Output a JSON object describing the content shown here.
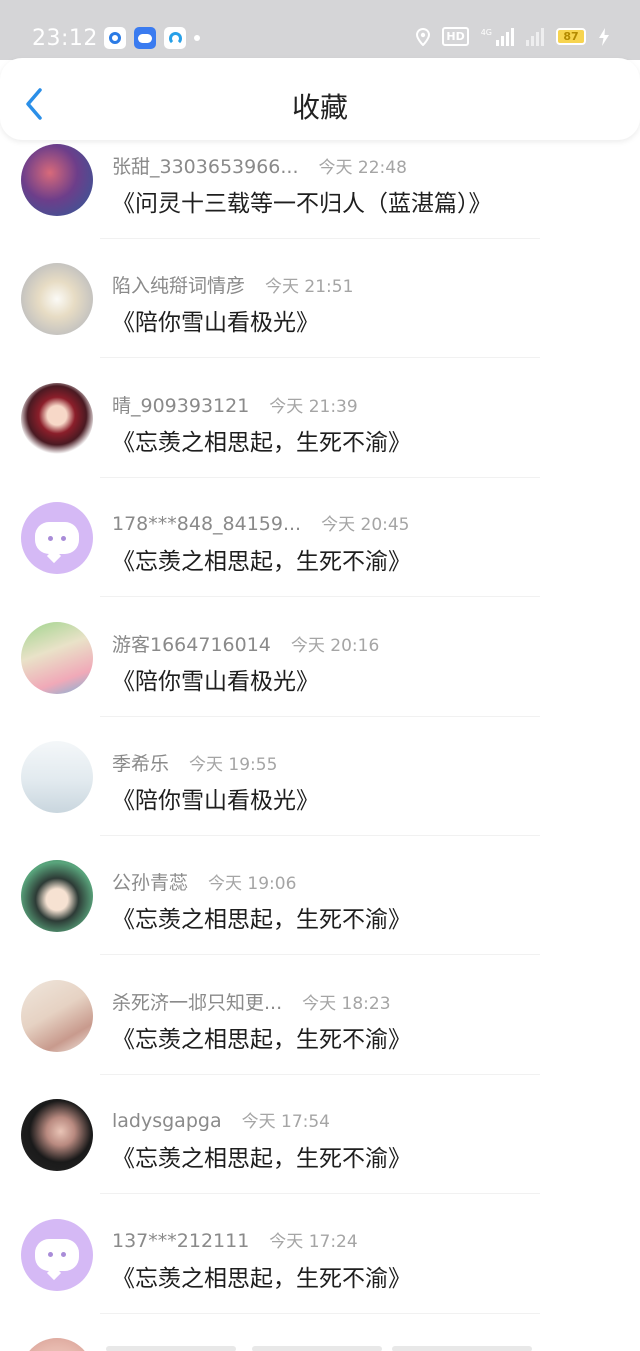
{
  "status_bar": {
    "time": "23:12",
    "hd_label": "HD",
    "network_label": "4G",
    "battery": "87"
  },
  "header": {
    "title": "收藏",
    "back_icon": "chevron-left-icon"
  },
  "colors": {
    "accent": "#2b8fe8",
    "default_avatar_bg": "#d5b9f5"
  },
  "favorites": [
    {
      "user": "张甜_3303653966...",
      "time": "今天 22:48",
      "title": "《问灵十三载等一不归人（蓝湛篇）》",
      "avatar": "photo"
    },
    {
      "user": "陷入纯搿词情彦",
      "time": "今天 21:51",
      "title": "《陪你雪山看极光》",
      "avatar": "photo"
    },
    {
      "user": "晴_909393121",
      "time": "今天 21:39",
      "title": "《忘羡之相思起，生死不渝》",
      "avatar": "photo"
    },
    {
      "user": "178***848_84159...",
      "time": "今天 20:45",
      "title": "《忘羡之相思起，生死不渝》",
      "avatar": "default"
    },
    {
      "user": "游客1664716014",
      "time": "今天 20:16",
      "title": "《陪你雪山看极光》",
      "avatar": "photo"
    },
    {
      "user": "季希乐",
      "time": "今天 19:55",
      "title": "《陪你雪山看极光》",
      "avatar": "photo"
    },
    {
      "user": "公孙青蕊",
      "time": "今天 19:06",
      "title": "《忘羡之相思起，生死不渝》",
      "avatar": "photo"
    },
    {
      "user": "杀死济一邶只知更...",
      "time": "今天 18:23",
      "title": "《忘羡之相思起，生死不渝》",
      "avatar": "photo"
    },
    {
      "user": "ladysgapga",
      "time": "今天 17:54",
      "title": "《忘羡之相思起，生死不渝》",
      "avatar": "photo"
    },
    {
      "user": "137***212111",
      "time": "今天 17:24",
      "title": "《忘羡之相思起，生死不渝》",
      "avatar": "default"
    }
  ]
}
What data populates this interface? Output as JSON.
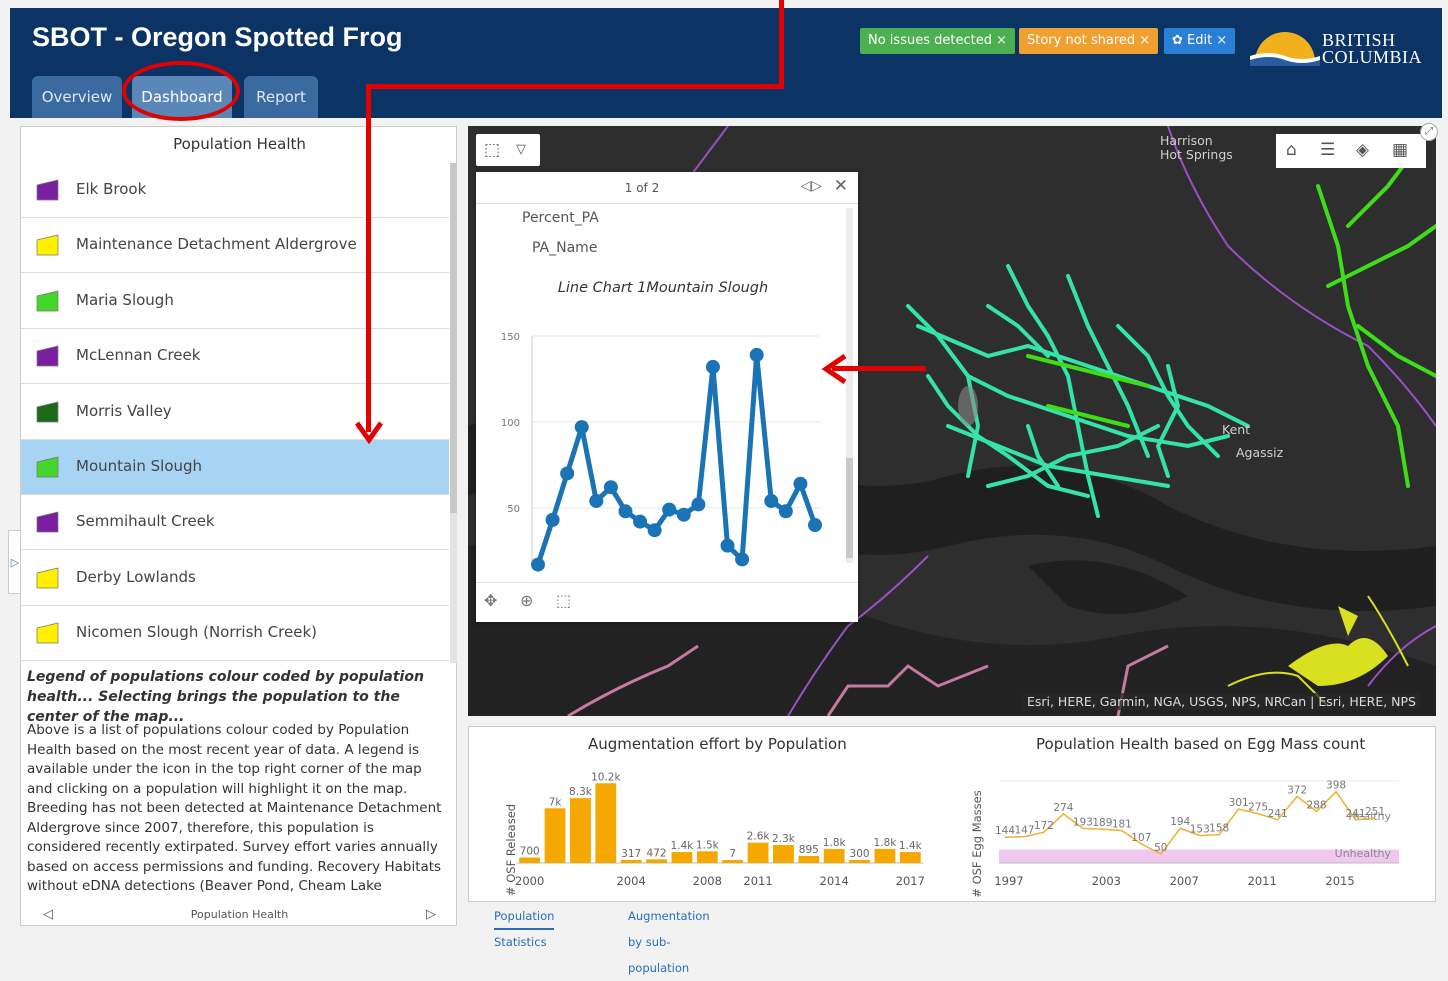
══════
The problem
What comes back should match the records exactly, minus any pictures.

Reply
Output a JSON object describing the content shown here.
{
  "status_bar": {
    "time": "23:12",
    "hd_label": "HD",
    "network_label": "4G",
    "battery": "87"
  },
  "header": {
    "title": "收藏",
    "back_icon": "chevron-left-icon"
  },
  "colors": {
    "accent": "#2b8fe8",
    "default_avatar_bg": "#d5b9f5"
  },
  "favorites": [
    {
      "user": "张甜_3303653966...",
      "time": "今天 22:48",
      "title": "《问灵十三载等一不归人（蓝湛篇）》",
      "avatar": "photo"
    },
    {
      "user": "陷入纯搿词情彦",
      "time": "今天 21:51",
      "title": "《陪你雪山看极光》",
      "avatar": "photo"
    },
    {
      "user": "晴_909393121",
      "time": "今天 21:39",
      "title": "《忘羡之相思起，生死不渝》",
      "avatar": "photo"
    },
    {
      "user": "178***848_84159...",
      "time": "今天 20:45",
      "title": "《忘羡之相思起，生死不渝》",
      "avatar": "default"
    },
    {
      "user": "游客1664716014",
      "time": "今天 20:16",
      "title": "《陪你雪山看极光》",
      "avatar": "photo"
    },
    {
      "user": "季希乐",
      "time": "今天 19:55",
      "title": "《陪你雪山看极光》",
      "avatar": "photo"
    },
    {
      "user": "公孙青蕊",
      "time": "今天 19:06",
      "title": "《忘羡之相思起，生死不渝》",
      "avatar": "photo"
    },
    {
      "user": "杀死济一邶只知更...",
      "time": "今天 18:23",
      "title": "《忘羡之相思起，生死不渝》",
      "avatar": "photo"
    },
    {
      "user": "ladysgapga",
      "time": "今天 17:54",
      "title": "《忘羡之相思起，生死不渝》",
      "avatar": "photo"
    },
    {
      "user": "137***212111",
      "time": "今天 17:24",
      "title": "《忘羡之相思起，生死不渝》",
      "avatar": "default"
    }
  ]
}
What data populates this interface? Output as JSON.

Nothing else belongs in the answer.